» **EXERCISE**: Which lines in the material below contain the word "summary"? Copy each of them.

··· SOURCE MATERIAL ···

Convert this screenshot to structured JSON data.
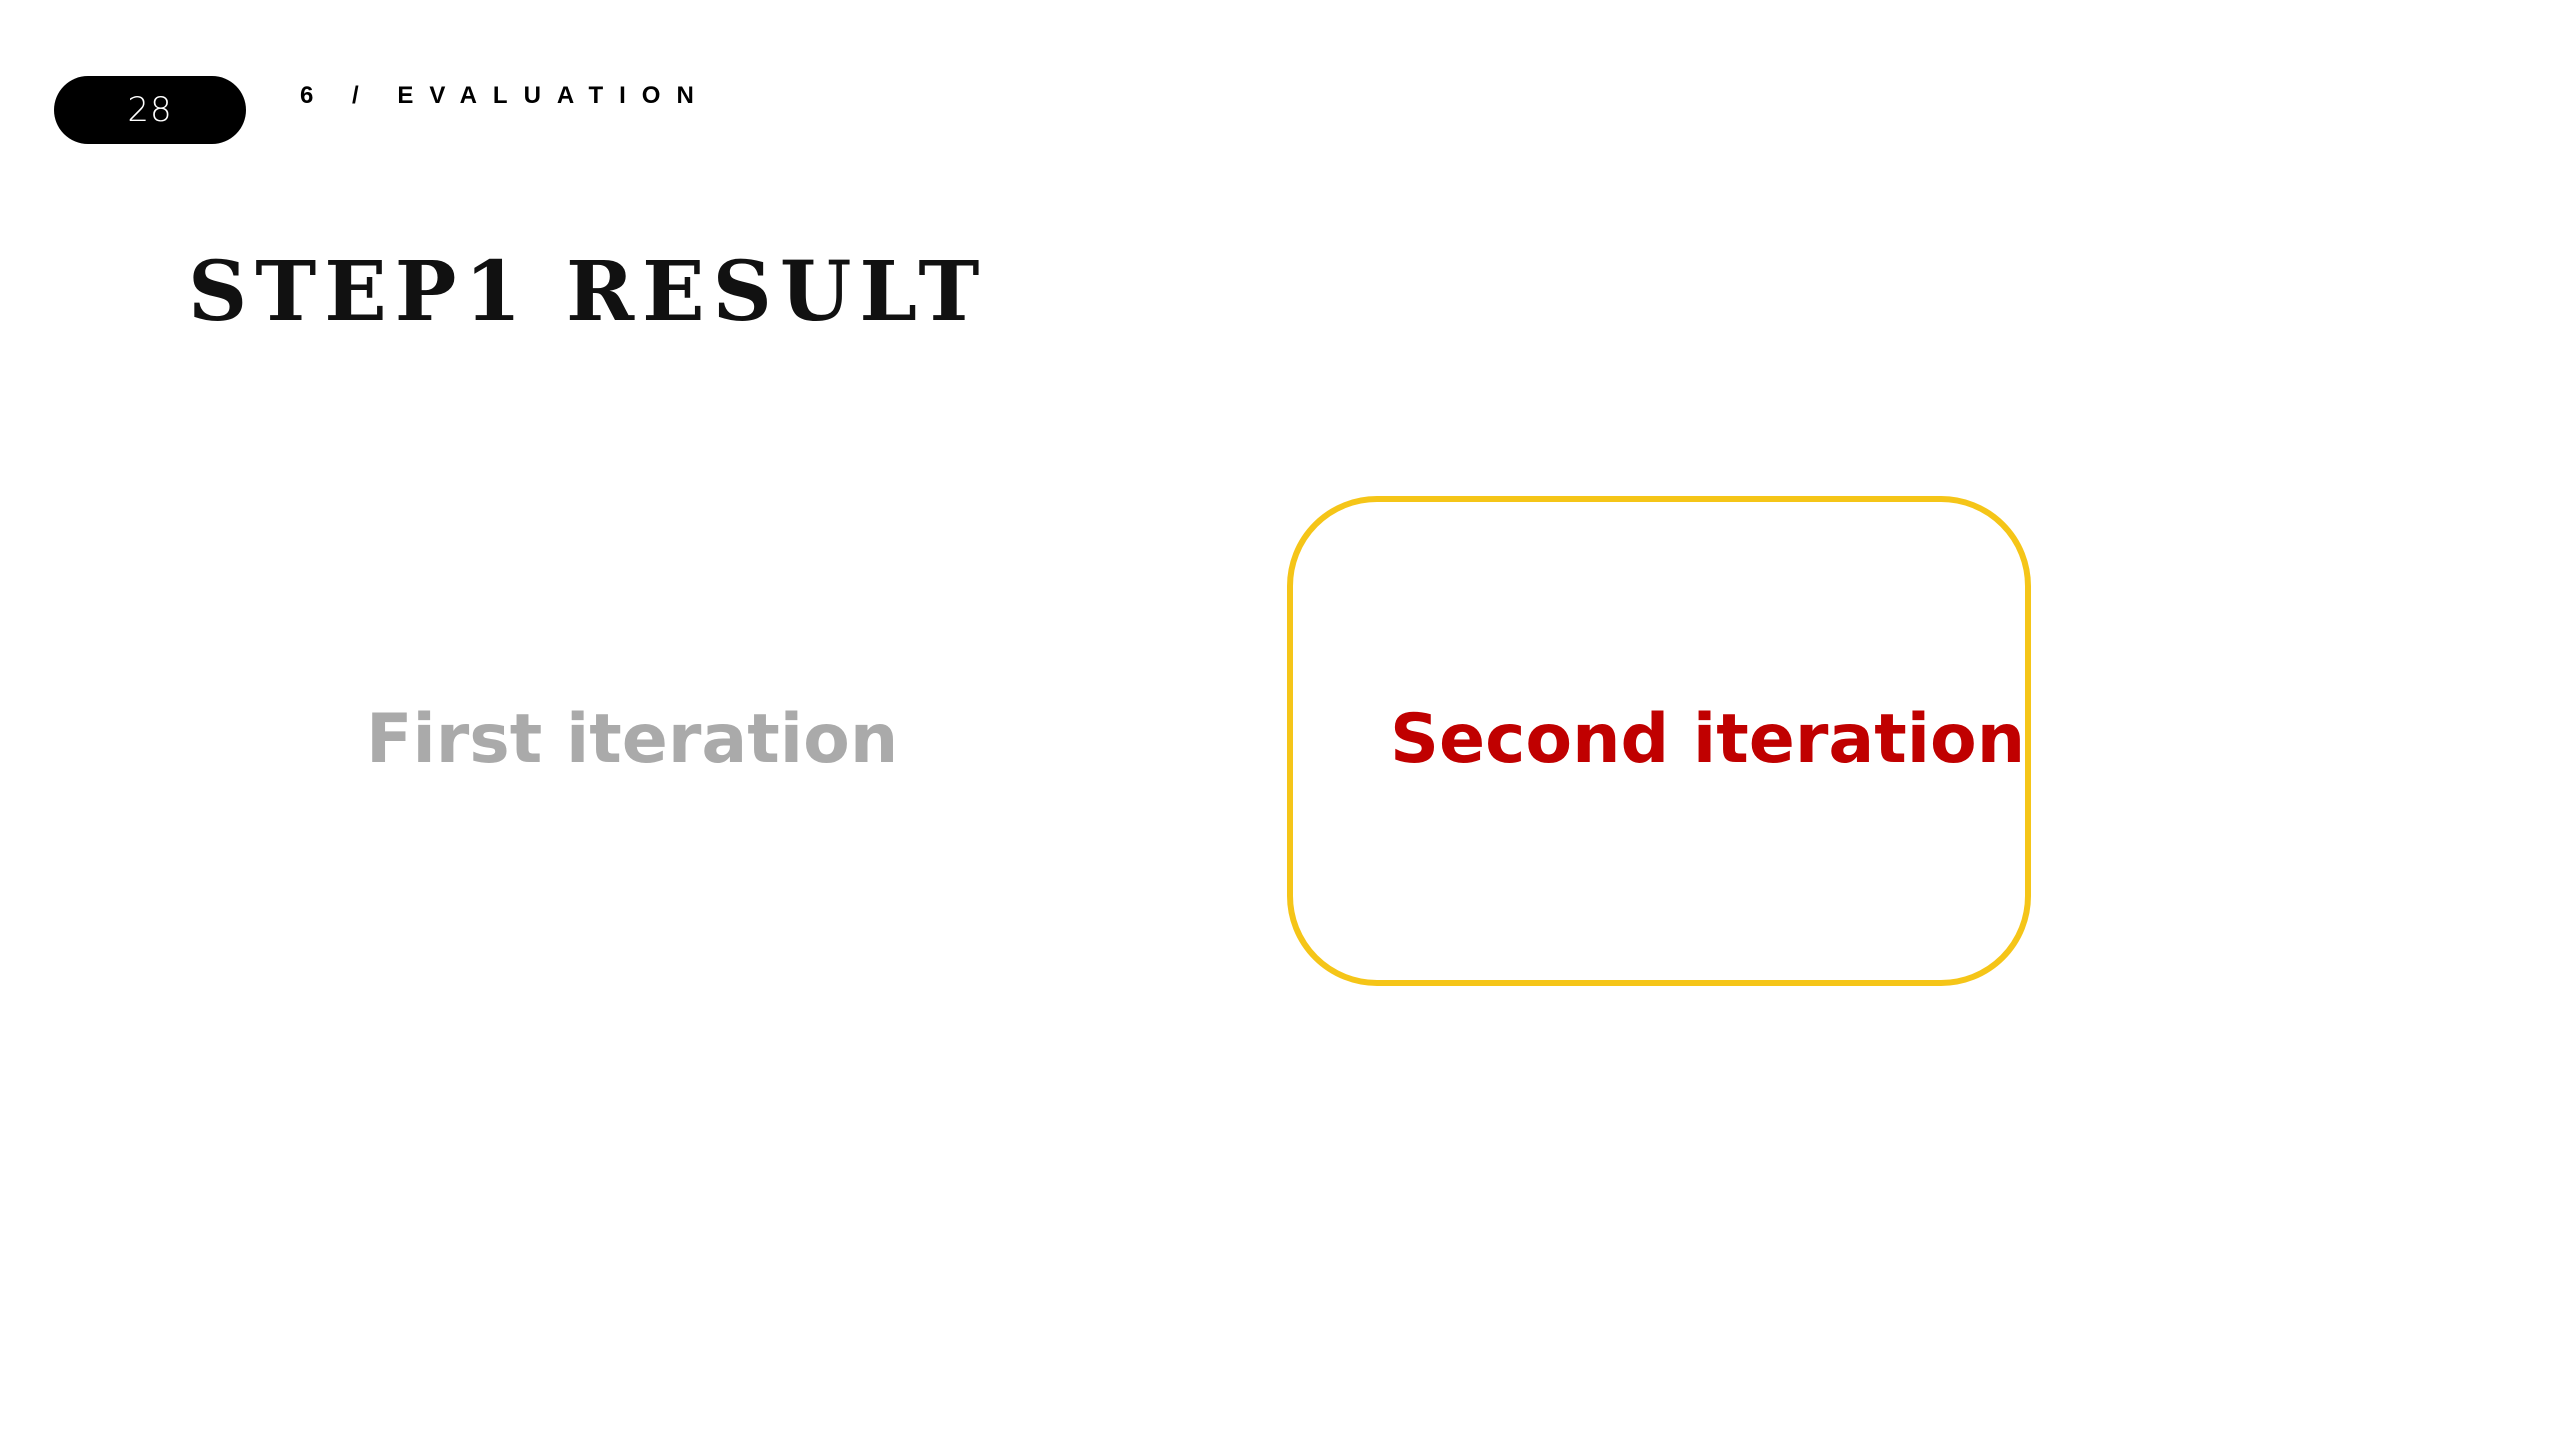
{
  "header": {
    "page_number": "28",
    "section_label": "6 / EVALUATION"
  },
  "slide": {
    "title": "STEP1 RESULT",
    "first_label": "First iteration",
    "second_label": "Second iteration"
  },
  "colors": {
    "pill_background": "#000000",
    "first_text": "#aaaaaa",
    "second_text": "#c00000",
    "highlight_border": "#f5c518"
  }
}
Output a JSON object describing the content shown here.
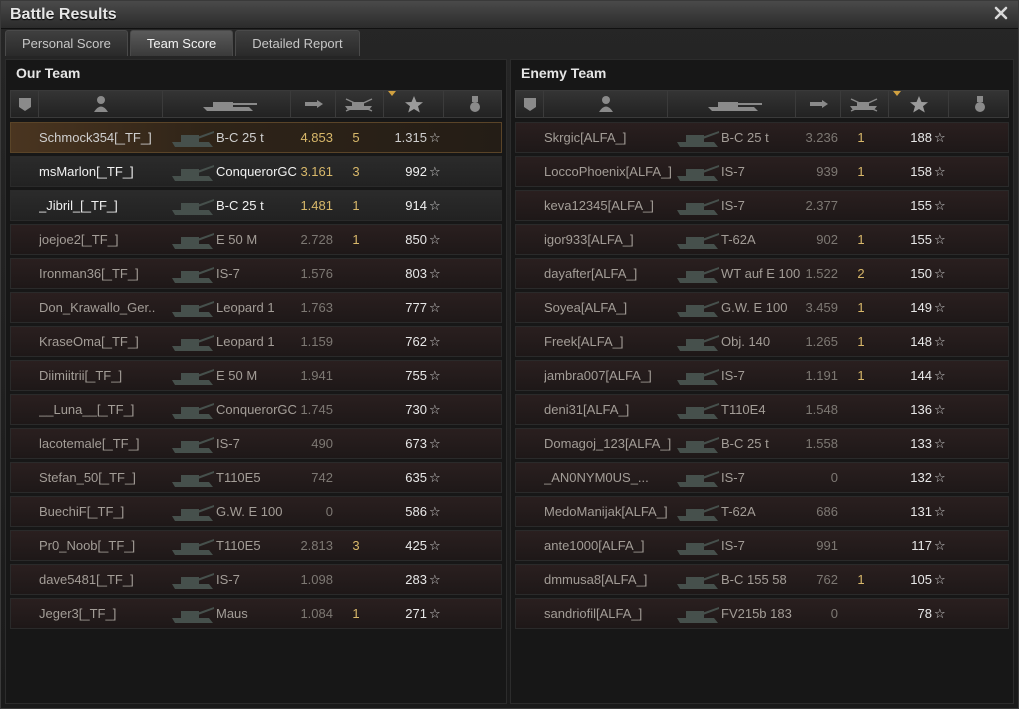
{
  "window": {
    "title": "Battle Results",
    "close_icon": "close-icon"
  },
  "tabs": [
    {
      "label": "Personal Score"
    },
    {
      "label": "Team Score"
    },
    {
      "label": "Detailed Report"
    }
  ],
  "our_team": {
    "title": "Our Team",
    "rows": [
      {
        "name": "Schmock354[_TF_]",
        "vehicle": "B-C 25 t",
        "damage": "4.853",
        "kills": "5",
        "xp": "1.315",
        "style": "self"
      },
      {
        "name": "msMarlon[_TF_]",
        "vehicle": "ConquerorGC",
        "damage": "3.161",
        "kills": "3",
        "xp": "992",
        "style": "own"
      },
      {
        "name": "_Jibril_[_TF_]",
        "vehicle": "B-C 25 t",
        "damage": "1.481",
        "kills": "1",
        "xp": "914",
        "style": "own"
      },
      {
        "name": "joejoe2[_TF_]",
        "vehicle": "E 50 M",
        "damage": "2.728",
        "kills": "1",
        "xp": "850",
        "style": "dim"
      },
      {
        "name": "Ironman36[_TF_]",
        "vehicle": "IS-7",
        "damage": "1.576",
        "kills": "",
        "xp": "803",
        "style": "dim"
      },
      {
        "name": "Don_Krawallo_Ger..",
        "vehicle": "Leopard 1",
        "damage": "1.763",
        "kills": "",
        "xp": "777",
        "style": "dim"
      },
      {
        "name": "KraseOma[_TF_]",
        "vehicle": "Leopard 1",
        "damage": "1.159",
        "kills": "",
        "xp": "762",
        "style": "dim"
      },
      {
        "name": "Diimiitrii[_TF_]",
        "vehicle": "E 50 M",
        "damage": "1.941",
        "kills": "",
        "xp": "755",
        "style": "dim"
      },
      {
        "name": "__Luna__[_TF_]",
        "vehicle": "ConquerorGC",
        "damage": "1.745",
        "kills": "",
        "xp": "730",
        "style": "dim"
      },
      {
        "name": "lacotemale[_TF_]",
        "vehicle": "IS-7",
        "damage": "490",
        "kills": "",
        "xp": "673",
        "style": "dim"
      },
      {
        "name": "Stefan_50[_TF_]",
        "vehicle": "T110E5",
        "damage": "742",
        "kills": "",
        "xp": "635",
        "style": "dim"
      },
      {
        "name": "BuechiF[_TF_]",
        "vehicle": "G.W. E 100",
        "damage": "0",
        "kills": "",
        "xp": "586",
        "style": "dim"
      },
      {
        "name": "Pr0_Noob[_TF_]",
        "vehicle": "T110E5",
        "damage": "2.813",
        "kills": "3",
        "xp": "425",
        "style": "dim"
      },
      {
        "name": "dave5481[_TF_]",
        "vehicle": "IS-7",
        "damage": "1.098",
        "kills": "",
        "xp": "283",
        "style": "dim"
      },
      {
        "name": "Jeger3[_TF_]",
        "vehicle": "Maus",
        "damage": "1.084",
        "kills": "1",
        "xp": "271",
        "style": "dim"
      }
    ]
  },
  "enemy_team": {
    "title": "Enemy Team",
    "rows": [
      {
        "name": "Skrgic[ALFA_]",
        "vehicle": "B-C 25 t",
        "damage": "3.236",
        "kills": "1",
        "xp": "188",
        "style": "dim"
      },
      {
        "name": "LoccoPhoenix[ALFA_]",
        "vehicle": "IS-7",
        "damage": "939",
        "kills": "1",
        "xp": "158",
        "style": "dim"
      },
      {
        "name": "keva12345[ALFA_]",
        "vehicle": "IS-7",
        "damage": "2.377",
        "kills": "",
        "xp": "155",
        "style": "dim"
      },
      {
        "name": "igor933[ALFA_]",
        "vehicle": "T-62A",
        "damage": "902",
        "kills": "1",
        "xp": "155",
        "style": "dim"
      },
      {
        "name": "dayafter[ALFA_]",
        "vehicle": "WT auf E 100",
        "damage": "1.522",
        "kills": "2",
        "xp": "150",
        "style": "dim"
      },
      {
        "name": "Soyea[ALFA_]",
        "vehicle": "G.W. E 100",
        "damage": "3.459",
        "kills": "1",
        "xp": "149",
        "style": "dim"
      },
      {
        "name": "Freek[ALFA_]",
        "vehicle": "Obj. 140",
        "damage": "1.265",
        "kills": "1",
        "xp": "148",
        "style": "dim"
      },
      {
        "name": "jambra007[ALFA_]",
        "vehicle": "IS-7",
        "damage": "1.191",
        "kills": "1",
        "xp": "144",
        "style": "dim"
      },
      {
        "name": "deni31[ALFA_]",
        "vehicle": "T110E4",
        "damage": "1.548",
        "kills": "",
        "xp": "136",
        "style": "dim"
      },
      {
        "name": "Domagoj_123[ALFA_]",
        "vehicle": "B-C 25 t",
        "damage": "1.558",
        "kills": "",
        "xp": "133",
        "style": "dim"
      },
      {
        "name": "_AN0NYM0US_...",
        "vehicle": "IS-7",
        "damage": "0",
        "kills": "",
        "xp": "132",
        "style": "dim"
      },
      {
        "name": "MedoManijak[ALFA_]",
        "vehicle": "T-62A",
        "damage": "686",
        "kills": "",
        "xp": "131",
        "style": "dim"
      },
      {
        "name": "ante1000[ALFA_]",
        "vehicle": "IS-7",
        "damage": "991",
        "kills": "",
        "xp": "117",
        "style": "dim"
      },
      {
        "name": "dmmusa8[ALFA_]",
        "vehicle": "B-C 155 58",
        "damage": "762",
        "kills": "1",
        "xp": "105",
        "style": "dim"
      },
      {
        "name": "sandriofil[ALFA_]",
        "vehicle": "FV215b 183",
        "damage": "0",
        "kills": "",
        "xp": "78",
        "style": "dim"
      }
    ]
  },
  "icons": {
    "platoon": "platoon-icon",
    "player": "player-icon",
    "vehicle": "tank-icon",
    "damage": "damage-icon",
    "kills": "kills-icon",
    "xp": "star-icon",
    "medal": "medal-icon"
  },
  "colors": {
    "accent_gold": "#d8b86a",
    "self_row": "#4a3520"
  }
}
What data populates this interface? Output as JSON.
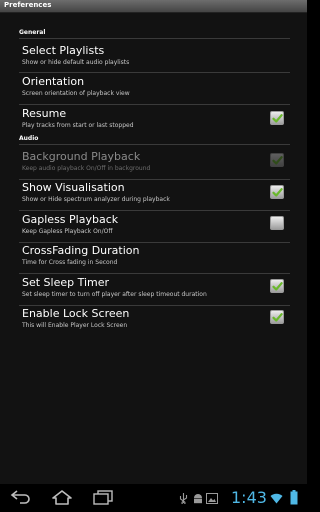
{
  "window": {
    "title": "Preferences"
  },
  "sections": {
    "general": "General",
    "audio": "Audio"
  },
  "prefs": [
    {
      "title": "Select Playlists",
      "summary": "Show or hide default audio playlists"
    },
    {
      "title": "Orientation",
      "summary": "Screen orientation of playback view"
    },
    {
      "title": "Resume",
      "summary": "Play tracks from start or last stopped",
      "checked": true
    },
    {
      "title": "Background Playback",
      "summary": "Keep audio playback On/Off in background",
      "checked": true,
      "enabled": false
    },
    {
      "title": "Show Visualisation",
      "summary": "Show or Hide spectrum analyzer during playback",
      "checked": true
    },
    {
      "title": "Gapless Playback",
      "summary": "Keep Gapless Playback On/Off",
      "checked": false
    },
    {
      "title": "CrossFading Duration",
      "summary": "Time for Cross fading in Second"
    },
    {
      "title": "Set Sleep Timer",
      "summary": "Set sleep timer to turn off player after sleep timeout duration",
      "checked": true
    },
    {
      "title": "Enable Lock Screen",
      "summary": "This will Enable Player Lock Screen",
      "checked": true
    }
  ],
  "statusbar": {
    "time": "1:43"
  },
  "colors": {
    "check": "#6ab82c",
    "clock": "#4fb8e6",
    "background": "#121212"
  },
  "icons": [
    "back-icon",
    "home-icon",
    "recent-apps-icon",
    "usb-icon",
    "android-debug-icon",
    "gallery-icon",
    "wifi-icon",
    "battery-icon"
  ]
}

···

» **RESPONSE TO THE EXERCISE**:
      "summary": "Show or hide default audio playlists"
      "summary": "Screen orientation of playback view"
      "summary": "Play tracks from start or last stopped",
      "summary": "Keep audio playback On/Off in background",
      "summary": "Show or Hide spectrum analyzer during playback",
      "summary": "Keep Gapless Playback On/Off",
      "summary": "Time for Cross fading in Second"
      "summary": "Set sleep timer to turn off player after sleep timeout duration",
      "summary": "This will Enable Player Lock Screen",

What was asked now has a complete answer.